In a small village in West Sussex, named Balcombe, a significant struggle rages between local protestors and Cuadrila Resources – the company who discovered vast reserves of shale gas underneath Blackpool and who are now looking for more in the South.
Cuadrilla has come to Balcombe for 40 days and nights of drilling, up to 2,000 ft below the surface, to attempt to discover commercially viable reserves of gas. Although you couldn’t tell from the droves of protestors outside the gates – waving placards including such choice phrases as ‘frack off!’ – no fracking is actually taking place in this installation. Planning Permission and licenses restrict Cuadrilla to conventional mining means only.
That isn’t to say fracking won’t take place there in the future. Chief executive Francis Egan told reporters:
“If it’s not commercial then we would look at whether fracking would improve the rate of flow.
“We’ll make an assessment of that, and if it would and we wanted to do it, then we would have to go through a separate planning process.”
The residents of Balcombe and a number of so-called professional activists have vocally expressed their displeasure at this possibility. 16 were arrested on 25th July for blocking the entrance to the installation. Many other protestors opportunistically held placards completely unrelated to fracking, detailing changes they resist to tax and benefits.
This is the first sign of protest outside of the North West, where reserves under Blackpool were found to be huge in 2011 (see link to article below). That provides a test for the Government: if shale gas is found that requires fracking to extricate, it could mean £6bn in revenue for the Government. A decision would have to be made then, in the face of vociferous protests, whether proceeding is necessary and / or worthwhile in the leafy heartland of Britain.

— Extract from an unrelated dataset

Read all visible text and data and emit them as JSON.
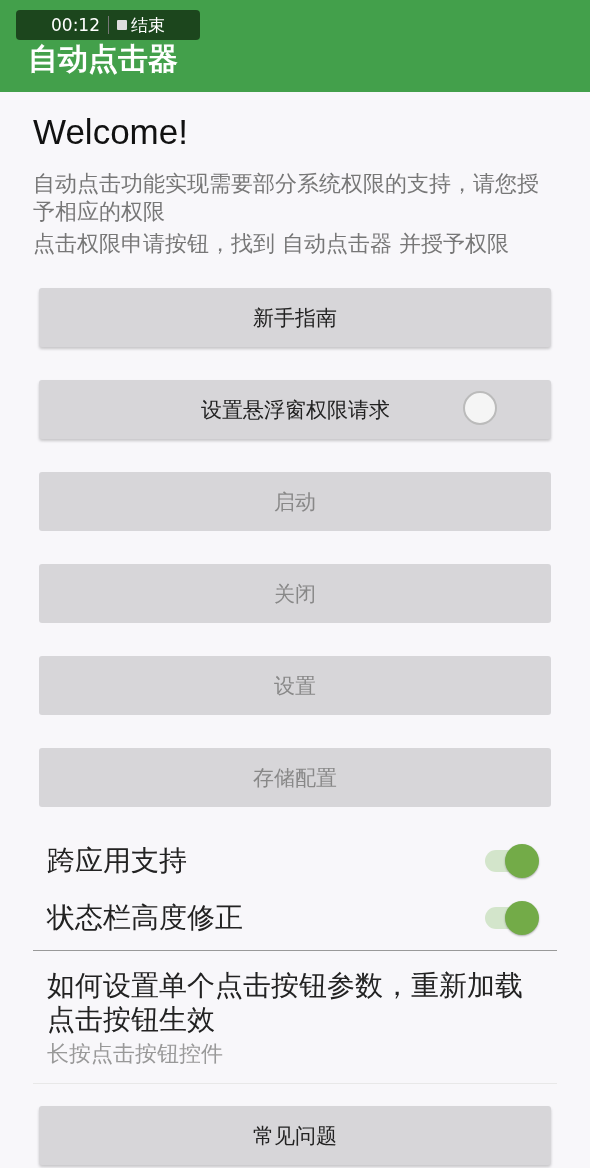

Also in the August edition of the newsletter, we discuss the legal aspects of fracking and the consequent potential future impact…
01/08/2013 SRJ / LCB